Friday, August 6, 2010

Ira's Trailer-Pearl Street Alley

This painting has been posted as a Work in Progress (WIP) so it is not new to the blog. I think it is now ready for critique. I know Kevin will give me the feedback I need to take it that much further. I have discovered working on these alley's that I can only get so far and then I am "done" with them for awhile. I thought it was the size of them, but I have done two 18x24 alley's now, and I am running into the same problem on them.  I must need time to let them grow on me so I can take them further. I am usually very excited at the block in stage, then the drudgery sets in and I get bored. I had to "sit" on this one for almost a month before I figured out what was bugging me, and that was with the help of one of my friends. She suggested I lighten the roof on the right; that led me to the trees in the middle behind all the garages, which I also lightened. I darkened the house at the very end of the alley to let the brightness of the bush in front of it be in the light and to continue the eye flow. I know Kevin will tell me I have too much detail, although I did try to reign myself in. I will do a follow up post after class tomorrow if we get a chance to critique.

I had taken this painting back to alley where I took this photo reference to try and figure some of this out "on-site." I had intended to paint there, but this is a surprisingly busy alley and a narrow one as well.

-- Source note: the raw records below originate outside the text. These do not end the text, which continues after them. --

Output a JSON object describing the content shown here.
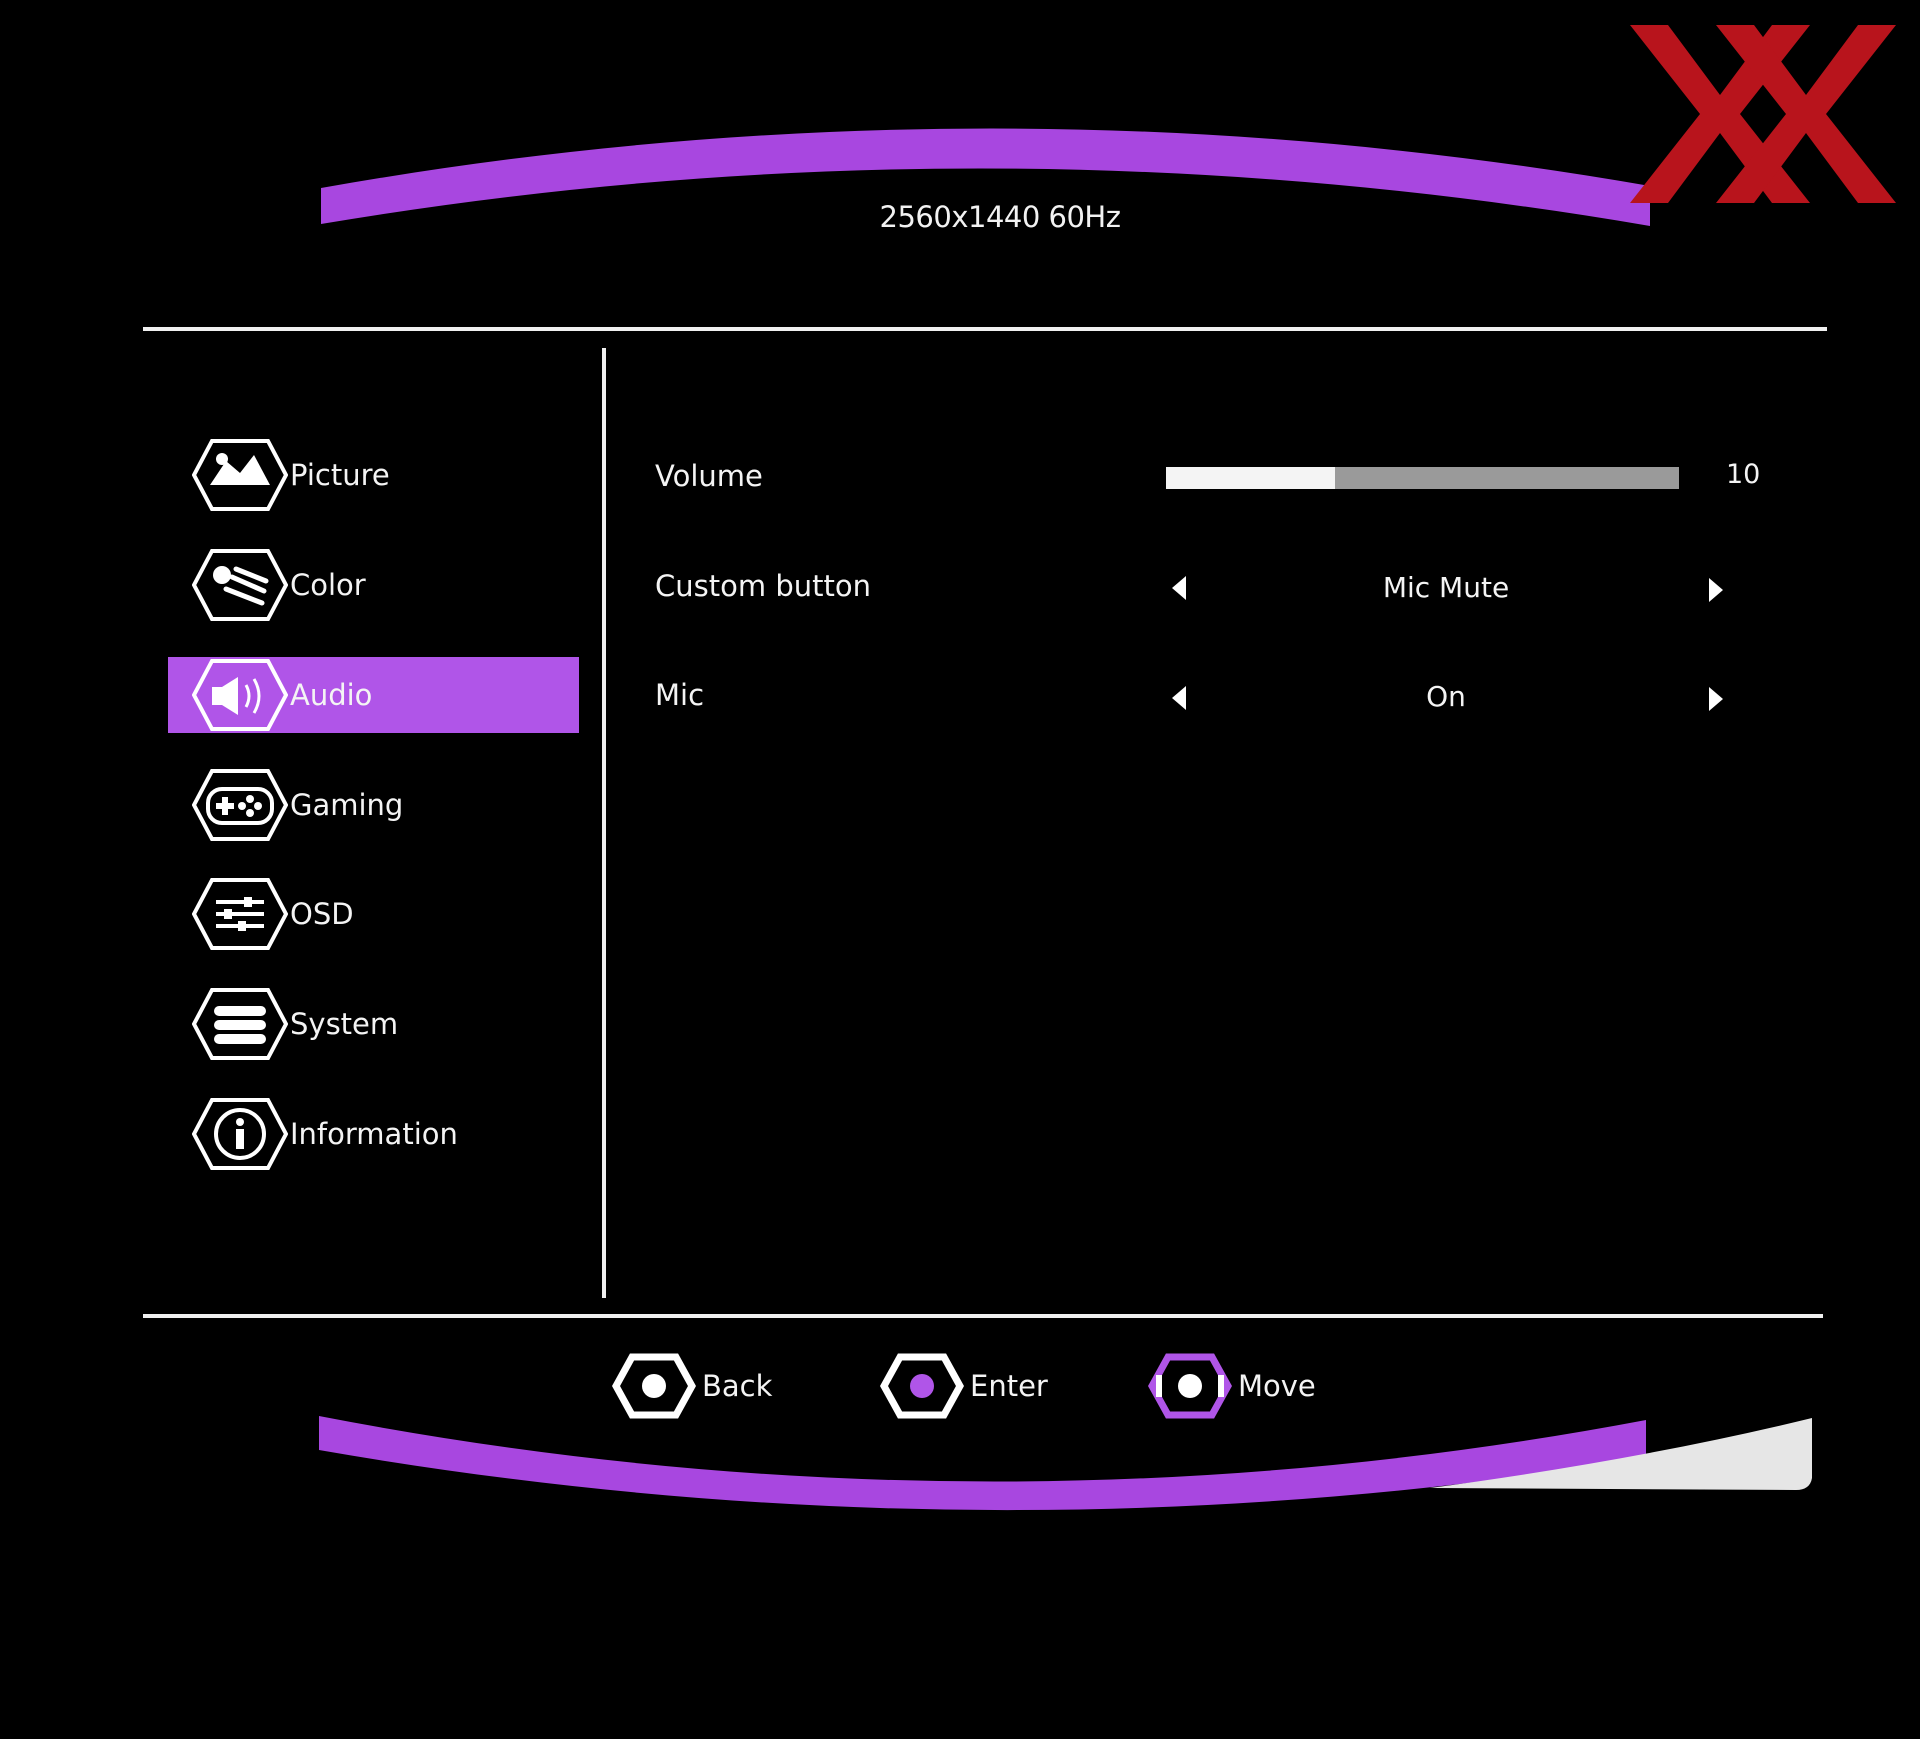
{
  "header": {
    "resolution": "2560x1440 60Hz"
  },
  "sidebar": {
    "items": [
      {
        "label": "Picture",
        "icon": "picture-icon",
        "active": false
      },
      {
        "label": "Color",
        "icon": "color-icon",
        "active": false
      },
      {
        "label": "Audio",
        "icon": "audio-icon",
        "active": true
      },
      {
        "label": "Gaming",
        "icon": "gaming-icon",
        "active": false
      },
      {
        "label": "OSD",
        "icon": "osd-icon",
        "active": false
      },
      {
        "label": "System",
        "icon": "system-icon",
        "active": false
      },
      {
        "label": "Information",
        "icon": "information-icon",
        "active": false
      }
    ]
  },
  "content": {
    "volume": {
      "label": "Volume",
      "value": "10",
      "level_fraction": 0.33
    },
    "custom_button": {
      "label": "Custom button",
      "value": "Mic Mute"
    },
    "mic": {
      "label": "Mic",
      "value": "On"
    }
  },
  "footer": {
    "back": "Back",
    "enter": "Enter",
    "move": "Move"
  },
  "colors": {
    "accent": "#b055e8",
    "background": "#000000",
    "logo_red": "#b8141c"
  }
}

There was no way I could set up and do any painting and keep the same angle. I was up against the wall of a carriage house when I took this photo.

Tuesday, August 3, 2010

Annabelle Hydrangea's Makeover

Here is a rather large plein air painting I did 5 years ago. Amazingly I remember doing it in one afternoon session and when the light changed, I pulled out another canvas and did another large painting. Considering my skill level at the time, I was very pleased with the outcome of both of them and the fact that I did 2 larger pieces in one day. They both have continued to hang somewhere in my house.
This one, Annabelle, is 30" x 24." The background "lavendar" color was the street seen behind them at the time. It did look lavendar gray to me in the bright light of high noon. In the remake I decided to leave it, but with some modification; I darkened it and it now has a bit more variation within the color. My main focus on the "revision" was to give more definition to the flowers themselves but once I got going, the whole thing got tweaked.  I did spend two hot humid afternoons, about 1.5 hours each, working on this painting in approximately the same spot. I do like that the flowers have more shape and weight to them - I lightened those in the shadow from the original, as they appeared very light and the value just wasn't as dark as I had originally painted them. The leaves just seem to be more alive now, as I have learned to stay away from white to lighten a color, unless of course, it is required. I still want to add some bees - the past weekend the bush was beaten down by heavy rains and the bees weren't out, so I will continue to watch for another opportunity. Luckily, these flowers stay on the bush a long while, even if they do turn chartreuse as they age.